**Exercise aim:**
Read the records below. Copy each line where the string "title" occurs.

>>>

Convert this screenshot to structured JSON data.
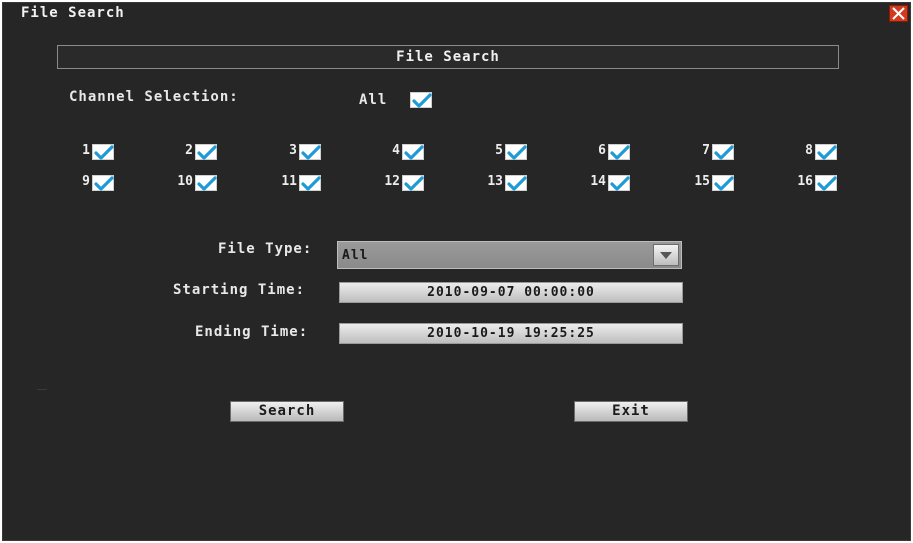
{
  "window": {
    "title": "File Search"
  },
  "section": {
    "header": "File Search"
  },
  "channel_selection": {
    "label": "Channel Selection:",
    "all_label": "All",
    "all_checked": true,
    "channels": [
      {
        "label": "1",
        "checked": true
      },
      {
        "label": "2",
        "checked": true
      },
      {
        "label": "3",
        "checked": true
      },
      {
        "label": "4",
        "checked": true
      },
      {
        "label": "5",
        "checked": true
      },
      {
        "label": "6",
        "checked": true
      },
      {
        "label": "7",
        "checked": true
      },
      {
        "label": "8",
        "checked": true
      },
      {
        "label": "9",
        "checked": true
      },
      {
        "label": "10",
        "checked": true
      },
      {
        "label": "11",
        "checked": true
      },
      {
        "label": "12",
        "checked": true
      },
      {
        "label": "13",
        "checked": true
      },
      {
        "label": "14",
        "checked": true
      },
      {
        "label": "15",
        "checked": true
      },
      {
        "label": "16",
        "checked": true
      }
    ]
  },
  "file_type": {
    "label": "File Type:",
    "value": "All"
  },
  "starting_time": {
    "label": "Starting Time:",
    "value": "2010-09-07 00:00:00"
  },
  "ending_time": {
    "label": "Ending Time:",
    "value": "2010-10-19 19:25:25"
  },
  "buttons": {
    "search": "Search",
    "exit": "Exit"
  },
  "colors": {
    "background": "#262626",
    "check": "#1e9ad6",
    "close": "#d23a1e"
  }
}
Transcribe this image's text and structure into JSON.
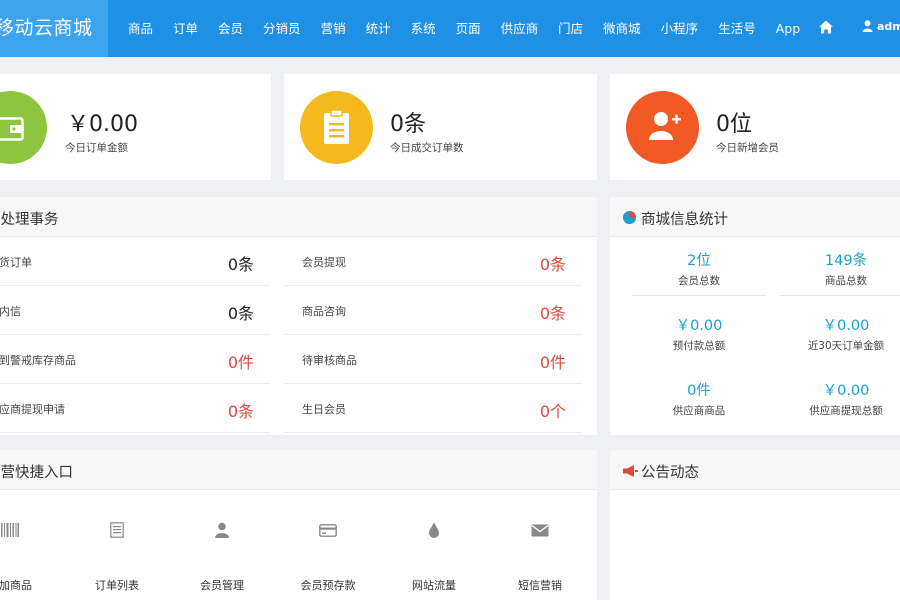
{
  "brand": "移动云商城",
  "nav": [
    "商品",
    "订单",
    "会员",
    "分销员",
    "营销",
    "统计",
    "系统",
    "页面",
    "供应商",
    "门店",
    "微商城",
    "小程序",
    "生活号",
    "App"
  ],
  "user": "adm",
  "icons": {
    "home": "home-icon",
    "user": "user-icon"
  },
  "stats": [
    {
      "value": "￥0.00",
      "label": "今日订单金额",
      "color": "#8cc63f",
      "icon": "wallet-icon"
    },
    {
      "value": "0条",
      "label": "今日成交订单数",
      "color": "#f5b81f",
      "icon": "clipboard-icon"
    },
    {
      "value": "0位",
      "label": "今日新增会员",
      "color": "#f25a25",
      "icon": "add-user-icon"
    }
  ],
  "todo": {
    "title": "待处理事务",
    "left": [
      {
        "label": "发货订单",
        "value": "0条",
        "color": "#222"
      },
      {
        "label": "站内信",
        "value": "0条",
        "color": "#222"
      },
      {
        "label": "达到警戒库存商品",
        "value": "0件",
        "color": "#e0483e"
      },
      {
        "label": "供应商提现申请",
        "value": "0条",
        "color": "#e0483e"
      }
    ],
    "right": [
      {
        "label": "会员提现",
        "value": "0条",
        "color": "#e0483e"
      },
      {
        "label": "商品咨询",
        "value": "0条",
        "color": "#e0483e"
      },
      {
        "label": "待审核商品",
        "value": "0件",
        "color": "#e0483e"
      },
      {
        "label": "生日会员",
        "value": "0个",
        "color": "#e0483e"
      }
    ]
  },
  "info": {
    "title": "商城信息统计",
    "items": [
      {
        "value": "2位",
        "label": "会员总数"
      },
      {
        "value": "149条",
        "label": "商品总数"
      },
      {
        "value": "￥0.00",
        "label": "预付款总额"
      },
      {
        "value": "￥0.00",
        "label": "近30天订单金额"
      },
      {
        "value": "0件",
        "label": "供应商商品"
      },
      {
        "value": "￥0.00",
        "label": "供应商提现总额"
      }
    ]
  },
  "quick": {
    "title": "运营快捷入口",
    "items": [
      {
        "label": "添加商品",
        "icon": "barcode-icon"
      },
      {
        "label": "订单列表",
        "icon": "list-icon"
      },
      {
        "label": "会员管理",
        "icon": "person-icon"
      },
      {
        "label": "会员预存款",
        "icon": "card-icon"
      },
      {
        "label": "网站流量",
        "icon": "drop-icon"
      },
      {
        "label": "短信营销",
        "icon": "mail-icon"
      }
    ]
  },
  "notice": {
    "title": "公告动态"
  }
}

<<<

**Expected answer:**
    "title": "File Search"
    "title": "待处理事务",
    "title": "商城信息统计",
    "title": "运营快捷入口",
    "title": "公告动态"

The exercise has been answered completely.